- Store cleaning solutions and paints in containers in well-ventilated areas.
- Use proper fuses in electrical boxes, do not overload outlets, and use insulated and grounded electrical cords.
- Keep trash cleaned up in attics, basements, and garages.
- Be careful with gas equipment such as lawn mowers, snow blowers, and chain saws.
- Avoid fireworks. Think of safety first when dealing with fireworks.
Your local fire department is a good resource for more information on how to prevent fires, make a fire escape plan, use fire safety devices, and provide first-aid treatment for burns.
Teach children safety rules for matches, fires, electrical outlets, electrical cords, stoves, and chemicals. Keep in mind child safety considerations. Prevention tips for children include the following:
- Keep matches and flames, such as candles or lanterns, out of the reach of children. Keep small children away from stoves and ovens when you are cooking, and do not place pot handles where a child can reach them. Do not let children play with any small appliances such as curling irons, hair dryers, toasters, or heating pads.
- Never hold a child while smoking or drinking a hot liquid, because any sudden movement by the child could cause an accident that causes a burn.
- Never leave hot foods or liquids within reach of children, such as on the edges of tables or counters. Also, be cautious about leaving hot liquids on a table with a tablecloth that young children can reach and pull down.
- Keep electrical cords away from a child's reach. A child chewing on a cord could cause an electrical burn of the mouth. Cover electrical outlets so children will not stick items in the outlet.

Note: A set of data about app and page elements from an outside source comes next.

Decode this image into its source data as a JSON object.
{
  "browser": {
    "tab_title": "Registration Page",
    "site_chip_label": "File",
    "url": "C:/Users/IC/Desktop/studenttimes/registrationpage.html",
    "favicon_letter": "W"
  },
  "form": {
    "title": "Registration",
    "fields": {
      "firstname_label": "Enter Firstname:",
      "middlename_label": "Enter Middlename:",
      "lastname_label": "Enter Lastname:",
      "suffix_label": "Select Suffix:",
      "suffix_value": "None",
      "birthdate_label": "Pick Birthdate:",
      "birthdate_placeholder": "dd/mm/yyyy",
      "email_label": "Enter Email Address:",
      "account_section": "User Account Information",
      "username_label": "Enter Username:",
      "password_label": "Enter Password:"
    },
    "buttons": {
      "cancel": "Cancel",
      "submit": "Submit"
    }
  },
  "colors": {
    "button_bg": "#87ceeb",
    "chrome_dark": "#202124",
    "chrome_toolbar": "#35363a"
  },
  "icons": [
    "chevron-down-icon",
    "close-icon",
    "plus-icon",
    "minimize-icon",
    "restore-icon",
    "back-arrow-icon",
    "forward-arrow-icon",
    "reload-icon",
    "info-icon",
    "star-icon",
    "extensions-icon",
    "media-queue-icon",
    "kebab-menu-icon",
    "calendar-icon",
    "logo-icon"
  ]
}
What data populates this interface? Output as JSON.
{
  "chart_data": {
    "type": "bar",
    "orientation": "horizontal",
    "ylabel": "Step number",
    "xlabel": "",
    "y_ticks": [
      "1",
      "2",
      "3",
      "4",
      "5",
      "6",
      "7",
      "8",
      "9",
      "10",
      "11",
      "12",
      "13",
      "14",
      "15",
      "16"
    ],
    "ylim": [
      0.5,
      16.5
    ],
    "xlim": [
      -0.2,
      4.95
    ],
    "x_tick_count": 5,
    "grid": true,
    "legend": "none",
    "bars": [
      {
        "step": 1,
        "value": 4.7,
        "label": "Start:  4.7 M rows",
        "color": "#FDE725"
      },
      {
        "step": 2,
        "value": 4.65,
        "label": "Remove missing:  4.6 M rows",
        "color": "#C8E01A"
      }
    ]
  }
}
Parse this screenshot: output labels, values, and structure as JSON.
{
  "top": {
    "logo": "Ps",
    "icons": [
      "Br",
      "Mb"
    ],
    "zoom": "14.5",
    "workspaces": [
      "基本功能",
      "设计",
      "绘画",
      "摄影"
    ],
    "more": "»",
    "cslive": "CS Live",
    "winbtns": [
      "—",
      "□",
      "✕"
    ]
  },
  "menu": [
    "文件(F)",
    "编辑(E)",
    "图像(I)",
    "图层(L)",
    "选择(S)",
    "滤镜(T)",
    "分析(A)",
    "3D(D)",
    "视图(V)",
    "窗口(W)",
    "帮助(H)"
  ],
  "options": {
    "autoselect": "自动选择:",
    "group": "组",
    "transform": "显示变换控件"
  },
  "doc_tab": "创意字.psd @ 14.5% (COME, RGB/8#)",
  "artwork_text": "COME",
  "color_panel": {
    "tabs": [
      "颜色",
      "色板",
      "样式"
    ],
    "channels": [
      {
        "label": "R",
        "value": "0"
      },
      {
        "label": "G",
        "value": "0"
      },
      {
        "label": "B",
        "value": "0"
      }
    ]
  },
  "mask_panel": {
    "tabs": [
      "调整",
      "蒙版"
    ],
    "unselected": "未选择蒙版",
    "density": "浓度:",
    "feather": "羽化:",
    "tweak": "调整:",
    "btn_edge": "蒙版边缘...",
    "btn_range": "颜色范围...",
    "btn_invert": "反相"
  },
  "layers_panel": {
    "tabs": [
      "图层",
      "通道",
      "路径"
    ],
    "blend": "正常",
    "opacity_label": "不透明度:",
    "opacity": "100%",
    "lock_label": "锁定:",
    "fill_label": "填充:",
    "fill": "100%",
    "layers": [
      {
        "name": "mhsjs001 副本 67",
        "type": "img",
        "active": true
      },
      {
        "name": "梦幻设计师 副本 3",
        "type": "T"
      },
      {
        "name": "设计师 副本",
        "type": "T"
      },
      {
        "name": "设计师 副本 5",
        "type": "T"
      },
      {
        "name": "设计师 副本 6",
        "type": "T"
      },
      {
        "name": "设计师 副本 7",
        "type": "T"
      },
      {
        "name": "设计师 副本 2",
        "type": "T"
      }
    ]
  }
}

- Do not allow children to remove hot items from the oven or microwave. Use caution whenever heating baby bottles in the microwave so that the liquid does not get too hot. A liner may burst or a lid may not be secure, and when the bottle is tipped for feeding, the hot contents may burn the baby. For this reason, most doctors recommend that bottles not be heated in the microwave.
- Teach children who are old enough to understand to stop, drop, and roll if their clothing catches on fire so they can help put out the flame and prevent getting burned more.
- Buy children's sleepwear made of flame-retardant fabric. Dress children in flame- and fire-retardant clothing. Older adults need to be careful about wearing clothing with loose material that could catch on fire.
- Keep woodstoves and fireplaces in good working condition, and use screens to keep children a safe distance away. Keep portable heaters, furnaces, water heaters, and small appliances in good working condition.
- Store cleaning solutions and chemicals out of the reach of children.
Reduce the risk of a lightning strike
In general, avoid placing camping tents under tall trees, near bodies of water, or on the highest hill in an area. Seek shelter in a covered area, such as a car, if you get caught outdoors in bad weather. If no shelter is available, lie on the ground in a ditch or take cover in a thick grove of trees, where lightning striking a single tree is unlikely.
- Avoid handling metal or electrical objects.
- Avoid or stop using any machines outdoors.
- Get out of water and off of boats.
Preparing For Your Appointment
To prepare for your appointment, see the topic Making the Most of Your Appointment.
You can help your doctor diagnose and treat your condition by being prepared to answer the following questions:
- What caused the burn?
- What kind of material was burning (such as wood, plastic, chemical, or asbestos)?
- When did the burn occur?
- What is the size and location of the burn? Can you estimate the depth as a first-, second-, or third-degree burn?
- Was there a possibility of smoke inhalation? Was the fire in an enclosed place?
- How was the fire put out?
- Were there other injuries?
- What home treatment has been used?
- Do you have any health risks?
|Author||Jan Nissl, RN, BS|
|Editor||Susan Van Houten, RN, BSN, MBA|
|Associate Editor||Tracy Landauer|
|Primary Medical Reviewer||Martin Gabica, MD - Family Medicine|
|Primary Medical Reviewer||William M. Green, MD - Emergency Medicine|
|Specialist Medical Reviewer||William H. Blahd, Jr., MD, FACEP - Emergency Medicine|
|Specialist Medical Reviewer||H. Michael O'Connor, MD - Emergency Medicine|
|Last Updated||January 7, 2009|
Last Updated: January 7, 2009